Historical racing takes away from live racing.Slot players don't want tothink - they just want to push buttons and watch spinning wheels.
Dealing with the CPMA (bureaucrats)takes years. Their reaction time to anything is usually at a snails pace - time is running out.
And finally, getting money from the general fund is a SUBSIDY - is that what we want?
We don't need leaders like this - we need a vigilante!!!!!

confusion reigns and that's the way the government wants it everything done behind closed doors and the more Mr.Snobelen speaks the more you realize this panel doesn't have any input into what will really happen & seriously do they have a clue?

WHY is the government allowing the OLG such an incredible abundance of pushing and deleting power within the gaming sector, especially with regards to horse racing?

The OLG's modernization strategy includes one point with regards to horse racing:

"OLG’s slot machine business is tied to racetrack sites, limiting options for new gaming locations, although racetracks are not necessarily near where customers live."

If the OLG would set aside their agenda and work with the horse racing industry, they would have the ability to create a multi-plex venue that would incorporate all facets of gaming. Customers will travel if the entertainment value is there-How does NASCAR get 65,000 people to the middle of the desert for a race in Phoenix? This too would allow the horse racing industry time to become a sustainable product on their own.

The OLG also has a sponsorship program which supports Ontario communities:

*Community music festivals or significant local festivals and events
*Civic, stakeholder and business-community related events in communities with
OLG operations

Why not incorporate this strategy within the horse racing community? How many racetracks have adequate infields to support this agenda? It would earn media, patrons and sponsors could return annually, it would incorporate their geographic market as far as their gaming sites, would target a young adult fan base beneficial to the racing industry, while at the same time garnering future sponsorships and investments for the racetracks.

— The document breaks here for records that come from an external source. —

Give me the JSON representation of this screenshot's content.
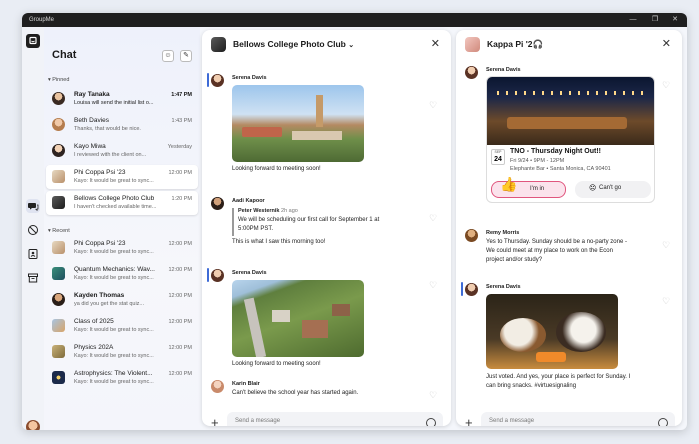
{
  "app": {
    "title": "GroupMe"
  },
  "window_controls": {
    "minimize": "—",
    "maximize": "❐",
    "close": "✕"
  },
  "sidebar": {
    "title": "Chat",
    "pinned_label": "Pinned",
    "recent_label": "Recent",
    "pinned": [
      {
        "name": "Ray Tanaka",
        "preview": "Louisa will send the initial list o...",
        "time": "1:47 PM",
        "unread": true
      },
      {
        "name": "Beth Davies",
        "preview": "Thanks, that would be nice.",
        "time": "1:43 PM",
        "unread": false
      },
      {
        "name": "Kayo Miwa",
        "preview": "I reviewed with the client on...",
        "time": "Yesterday",
        "unread": false
      },
      {
        "name": "Phi Coppa Psi '23",
        "preview": "Kayo: It would be great to sync...",
        "time": "12:00 PM",
        "unread": false
      },
      {
        "name": "Bellows College Photo Club",
        "preview": "I haven't checked available time...",
        "time": "1:20 PM",
        "unread": false
      }
    ],
    "recent": [
      {
        "name": "Phi Coppa Psi '23",
        "preview": "Kayo: It would be great to sync...",
        "time": "12:00 PM"
      },
      {
        "name": "Quantum Mechanics: Wav...",
        "preview": "Kayo: It would be great to sync...",
        "time": "12:00 PM"
      },
      {
        "name": "Kayden Thomas",
        "preview": "ya did you get the stat quiz...",
        "time": "12:00 PM"
      },
      {
        "name": "Class of 2025",
        "preview": "Kayo: It would be great to sync...",
        "time": "12:00 PM"
      },
      {
        "name": "Physics 202A",
        "preview": "Kayo: It would be great to sync...",
        "time": "12:00 PM"
      },
      {
        "name": "Astrophysics: The Violent...",
        "preview": "Kayo: It would be great to sync...",
        "time": "12:00 PM"
      }
    ]
  },
  "chat1": {
    "title": "Bellows College Photo Club",
    "messages": [
      {
        "sender": "Serena Davis",
        "text": "Looking forward to meeting soon!"
      },
      {
        "sender": "Aadi Kapoor",
        "reply_sender": "Peter Westernik",
        "reply_time": "2h ago",
        "reply_text_1": "We will be scheduling our first call for September 1 at",
        "reply_text_2": "5:00PM PST.",
        "text": "This is what I saw this morning too!"
      },
      {
        "sender": "Serena Davis",
        "text": "Looking forward to meeting soon!"
      },
      {
        "sender": "Karin Blair",
        "text": "Can't believe the school year has started again."
      }
    ],
    "composer_placeholder": "Send a message"
  },
  "chat2": {
    "title": "Kappa Pi '2🎧",
    "event": {
      "sender": "Serena Davis",
      "month": "SEP",
      "day": "24",
      "title": "TNO - Thursday Night Out!!",
      "when": "Fri 9/24 • 9PM - 12PM",
      "where": "Elephante Bar • Santa Monica, CA 90401",
      "going": "I'm in",
      "not_going": "Can't go"
    },
    "messages": [
      {
        "sender": "Remy Morris",
        "text_1": "Yes to Thursday. Sunday should be a no-party zone -",
        "text_2": "We could meet at my place to work on the Econ",
        "text_3": "project and/or study?"
      },
      {
        "sender": "Serena Davis",
        "text_1": "Just voted. And yes, your place is perfect for Sunday. I",
        "text_2": "can bring snacks. #virtuesignaling"
      }
    ],
    "composer_placeholder": "Send a message"
  },
  "colors": {
    "accent": "#3e6bd6",
    "going_bg": "#fbe3ec",
    "going_border": "#e0567e"
  }
}
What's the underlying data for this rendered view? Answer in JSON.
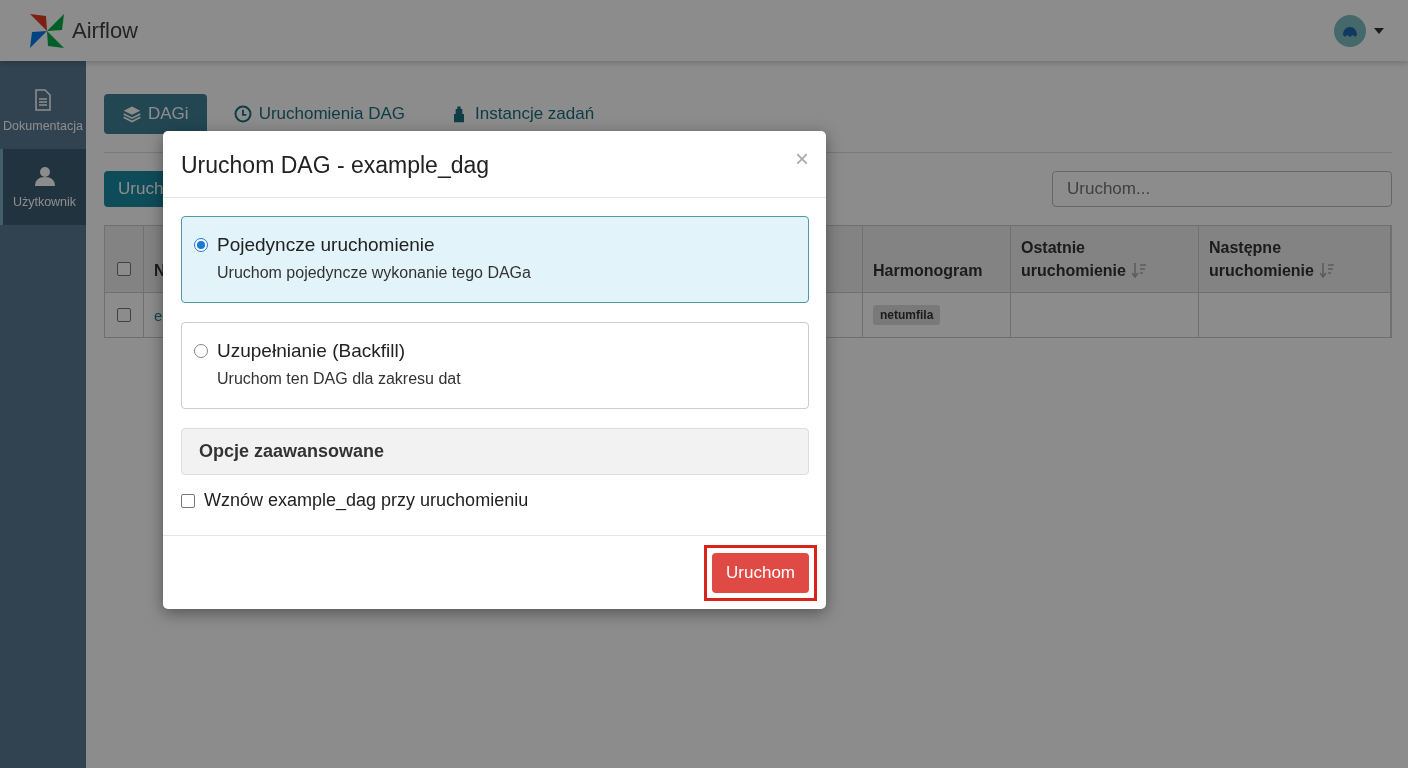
{
  "header": {
    "brand": "Airflow"
  },
  "sidebar": {
    "items": [
      {
        "label": "Dokumentacja",
        "selected": false
      },
      {
        "label": "Użytkownik",
        "selected": true
      }
    ]
  },
  "tabs": [
    {
      "label": "DAGi",
      "selected": true
    },
    {
      "label": "Uruchomienia DAG",
      "selected": false
    },
    {
      "label": "Instancje zadań",
      "selected": false
    }
  ],
  "toolbar": {
    "button": "Uruch",
    "search": {
      "placeholder": "Uruchom..."
    }
  },
  "table": {
    "select_all_checked": false,
    "columns": [
      {
        "label": "N"
      },
      {
        "label": "Harmonogram"
      },
      {
        "label": "Ostatnie uruchomienie",
        "sortable": true
      },
      {
        "label": "Następne uruchomienie",
        "sortable": true
      }
    ],
    "rows": [
      {
        "checked": false,
        "name": "e",
        "schedule": "netumfila",
        "last_run": "",
        "next_run": ""
      }
    ]
  },
  "modal": {
    "title": "Uruchom DAG - example_dag",
    "close": "×",
    "options": [
      {
        "title": "Pojedyncze uruchomienie",
        "description": "Uruchom pojedyncze wykonanie tego DAGa",
        "selected": true
      },
      {
        "title": "Uzupełnianie (Backfill)",
        "description": "Uruchom ten DAG dla zakresu dat",
        "selected": false
      }
    ],
    "advanced": "Opcje zaawansowane",
    "unpause": {
      "label": "Wznów example_dag przy uruchomieniu",
      "checked": false
    },
    "submit": {
      "label": "Uruchom",
      "highlighted": true
    }
  }
}
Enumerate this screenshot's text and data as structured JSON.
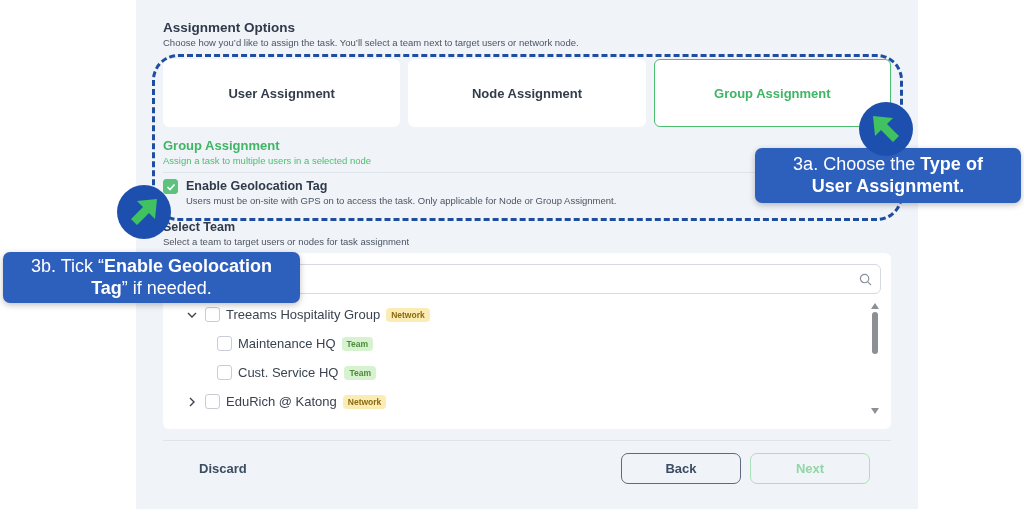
{
  "section": {
    "title": "Assignment Options",
    "subtitle": "Choose how you’d like to assign the task. You’ll select a team next to target users or network node."
  },
  "options": [
    {
      "label": "User Assignment",
      "selected": false
    },
    {
      "label": "Node Assignment",
      "selected": false
    },
    {
      "label": "Group Assignment",
      "selected": true
    }
  ],
  "selected_info": {
    "title": "Group Assignment",
    "subtitle": "Assign a task to multiple users in a selected node"
  },
  "geolocation": {
    "label": "Enable Geolocation Tag",
    "description": "Users must be on-site with GPS on to access the task. Only applicable for Node or Group Assignment.",
    "checked": true
  },
  "team": {
    "title": "Select Team",
    "subtitle": "Select a team to target users or nodes for task assignment"
  },
  "tree": [
    {
      "label": "Treeams Hospitality Group",
      "tag": {
        "text": "Network",
        "kind": "network"
      },
      "checked": false,
      "expanded": true,
      "children": [
        {
          "label": "Maintenance HQ",
          "tag": {
            "text": "Team",
            "kind": "team"
          },
          "checked": false
        },
        {
          "label": "Cust. Service HQ",
          "tag": {
            "text": "Team",
            "kind": "team"
          },
          "checked": false
        }
      ]
    },
    {
      "label": "EduRich @ Katong",
      "tag": {
        "text": "Network",
        "kind": "network"
      },
      "checked": false,
      "expanded": false
    }
  ],
  "footer": {
    "discard": "Discard",
    "back": "Back",
    "next": "Next",
    "next_disabled": true
  },
  "callouts": [
    {
      "text": "3a. Choose the **Type of User Assignment.**"
    },
    {
      "text": "3b. Tick “**Enable Geolocation Tag**” if needed."
    }
  ]
}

Working together for a stronger Ontario-Is that not the point?

How would these 3 guys that no little to nothing about Horseplayers know what fits the profile of the bettor?